Task brief. Only the lines with "date" in the entries below belong in the answer; please copy them.

Input for this task.
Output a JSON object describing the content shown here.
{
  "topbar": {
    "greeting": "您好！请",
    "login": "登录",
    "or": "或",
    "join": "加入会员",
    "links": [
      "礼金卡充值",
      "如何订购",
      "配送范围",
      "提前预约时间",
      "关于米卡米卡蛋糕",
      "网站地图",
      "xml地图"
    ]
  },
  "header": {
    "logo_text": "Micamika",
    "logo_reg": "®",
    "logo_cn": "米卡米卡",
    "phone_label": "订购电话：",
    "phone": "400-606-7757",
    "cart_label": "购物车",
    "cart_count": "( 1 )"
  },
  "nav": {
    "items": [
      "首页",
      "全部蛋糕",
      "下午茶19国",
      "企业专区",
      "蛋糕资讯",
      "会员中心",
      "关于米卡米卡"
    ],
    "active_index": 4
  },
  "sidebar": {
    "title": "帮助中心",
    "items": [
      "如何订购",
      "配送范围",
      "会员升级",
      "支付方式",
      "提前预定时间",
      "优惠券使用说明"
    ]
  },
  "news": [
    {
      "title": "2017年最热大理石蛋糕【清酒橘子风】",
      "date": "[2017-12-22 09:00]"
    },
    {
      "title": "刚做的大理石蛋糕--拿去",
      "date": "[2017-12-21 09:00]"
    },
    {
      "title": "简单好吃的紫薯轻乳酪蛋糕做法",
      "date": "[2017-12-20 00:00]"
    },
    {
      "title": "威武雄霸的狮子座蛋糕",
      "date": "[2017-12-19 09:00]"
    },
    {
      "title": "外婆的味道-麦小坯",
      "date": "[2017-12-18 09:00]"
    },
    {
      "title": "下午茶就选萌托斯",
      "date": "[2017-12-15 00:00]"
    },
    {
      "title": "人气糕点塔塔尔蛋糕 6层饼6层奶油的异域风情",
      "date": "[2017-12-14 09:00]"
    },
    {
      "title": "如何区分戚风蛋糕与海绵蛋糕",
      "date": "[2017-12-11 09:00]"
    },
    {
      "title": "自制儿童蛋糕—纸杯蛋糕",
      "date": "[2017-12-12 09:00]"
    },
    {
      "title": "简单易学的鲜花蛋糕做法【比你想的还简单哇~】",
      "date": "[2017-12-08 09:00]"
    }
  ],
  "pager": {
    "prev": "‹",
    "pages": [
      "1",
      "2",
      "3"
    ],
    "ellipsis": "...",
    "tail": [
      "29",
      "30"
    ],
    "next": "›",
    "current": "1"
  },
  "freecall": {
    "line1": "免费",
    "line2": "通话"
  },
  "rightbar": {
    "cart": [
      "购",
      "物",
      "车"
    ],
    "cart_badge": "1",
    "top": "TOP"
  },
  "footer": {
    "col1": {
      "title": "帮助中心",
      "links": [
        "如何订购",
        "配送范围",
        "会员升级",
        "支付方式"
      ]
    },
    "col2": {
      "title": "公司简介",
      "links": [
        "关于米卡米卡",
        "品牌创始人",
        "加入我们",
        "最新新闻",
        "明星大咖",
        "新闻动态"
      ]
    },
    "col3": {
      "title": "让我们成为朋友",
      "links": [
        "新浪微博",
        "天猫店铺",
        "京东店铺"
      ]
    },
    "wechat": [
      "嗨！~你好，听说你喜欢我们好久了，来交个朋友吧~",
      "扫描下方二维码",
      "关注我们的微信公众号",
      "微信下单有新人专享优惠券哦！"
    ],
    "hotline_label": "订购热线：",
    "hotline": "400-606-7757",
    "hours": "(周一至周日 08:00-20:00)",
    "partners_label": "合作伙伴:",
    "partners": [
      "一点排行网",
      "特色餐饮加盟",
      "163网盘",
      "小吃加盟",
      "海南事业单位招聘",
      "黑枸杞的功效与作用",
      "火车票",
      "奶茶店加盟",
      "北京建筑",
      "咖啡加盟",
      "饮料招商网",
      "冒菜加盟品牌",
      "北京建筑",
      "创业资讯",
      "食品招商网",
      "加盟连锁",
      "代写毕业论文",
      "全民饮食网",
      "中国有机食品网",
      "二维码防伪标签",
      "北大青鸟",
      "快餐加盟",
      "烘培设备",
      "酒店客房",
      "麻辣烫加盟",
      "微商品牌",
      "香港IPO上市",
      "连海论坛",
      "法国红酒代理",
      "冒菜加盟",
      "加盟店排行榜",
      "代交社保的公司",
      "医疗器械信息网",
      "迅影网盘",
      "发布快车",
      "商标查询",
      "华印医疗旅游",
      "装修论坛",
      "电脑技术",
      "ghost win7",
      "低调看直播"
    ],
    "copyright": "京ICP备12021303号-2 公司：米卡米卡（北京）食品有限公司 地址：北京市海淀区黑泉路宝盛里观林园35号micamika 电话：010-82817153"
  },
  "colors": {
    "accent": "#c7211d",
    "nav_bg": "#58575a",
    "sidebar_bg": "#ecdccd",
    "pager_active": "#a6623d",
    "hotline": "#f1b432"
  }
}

Output for this exercise.
      "date": "[2017-12-22 09:00]"
      "date": "[2017-12-21 09:00]"
      "date": "[2017-12-20 00:00]"
      "date": "[2017-12-19 09:00]"
      "date": "[2017-12-18 09:00]"
      "date": "[2017-12-15 00:00]"
      "date": "[2017-12-14 09:00]"
      "date": "[2017-12-11 09:00]"
      "date": "[2017-12-12 09:00]"
      "date": "[2017-12-08 09:00]"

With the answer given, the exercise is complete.